In particular, the workshop outlined a loan guarantee program between USAID’s Development Credit Authority and some financial institutions in Kenya. The goal of the program has been to enhance utilities’ ability to gain commercial loans so they can improve access to water in underserved areas.


Presenters also discussed the purpose of the Utility Credit Rating Report released by Kenya’s Water Services Regulatory Board in 2011. The report provided a credit assessment of utilities and has been a critical tool for financial institutions seeking lending opportunities.


An example of progress in the field included a change in Housing Finance’s policies that has allowed utilities to apply for cash flow backed loans.

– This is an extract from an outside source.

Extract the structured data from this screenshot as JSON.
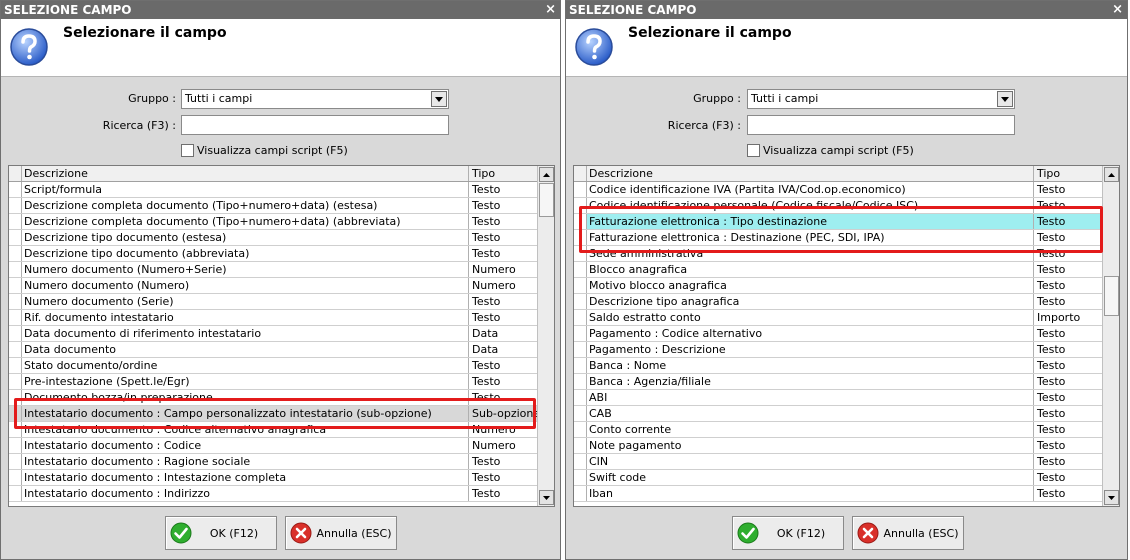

Housing Finance recently approved a nearly US$ 1 million loan to Embu Water and Sanitation Company. The loan, the largest granted to a Kenyan water utility, will allow the company to extend service to more than 55,000 people.


Another success story was provided by KIWASCO, the water and sanitation company in Kisumu, Kenya. Working with SUWASA, KIWASCO secured a medium-term financial package from K-Rep Bank for US$243,000 in infrastructure improvements. The project created 1,500 water connections in Nyamasaria, a low-income neighborhood in Kisumu.


The workshop was facilitated by Zael Sanz Uriarte of the World Bank’s WSP and Sam Huston, Deputy Chief of Party for SUWASA.


The panelists were:

• Dennis Mwanza, Chief of Party, SUWASA
• Patrick Mwangi, senior Water and Sanitation Specialist, the World Bank’s Water and Sanitation Program (WSP)
• Kevin Kihara, General Manager, Business Development, Housing Finance in Kenya
• David Onyango, Managing Director, Kisumu Water and Sewerage Company (KIWASCO)
• Gyongshim An, Senior Urban Development Specialist, Asian Development Bank (ADB)
• Eric Adams, Kenya Team Leader, SUWASA

These reports were compiled and edited by Ms Emily Mutai. She is the Communications and Outreach Specialist with the SUWASA Africa Regional Office, Nairobi - Kenya.

 

                           


            

Current Issue: Africa Water & Sanitation & Hygiene March-April 2017 Vol.12 No.2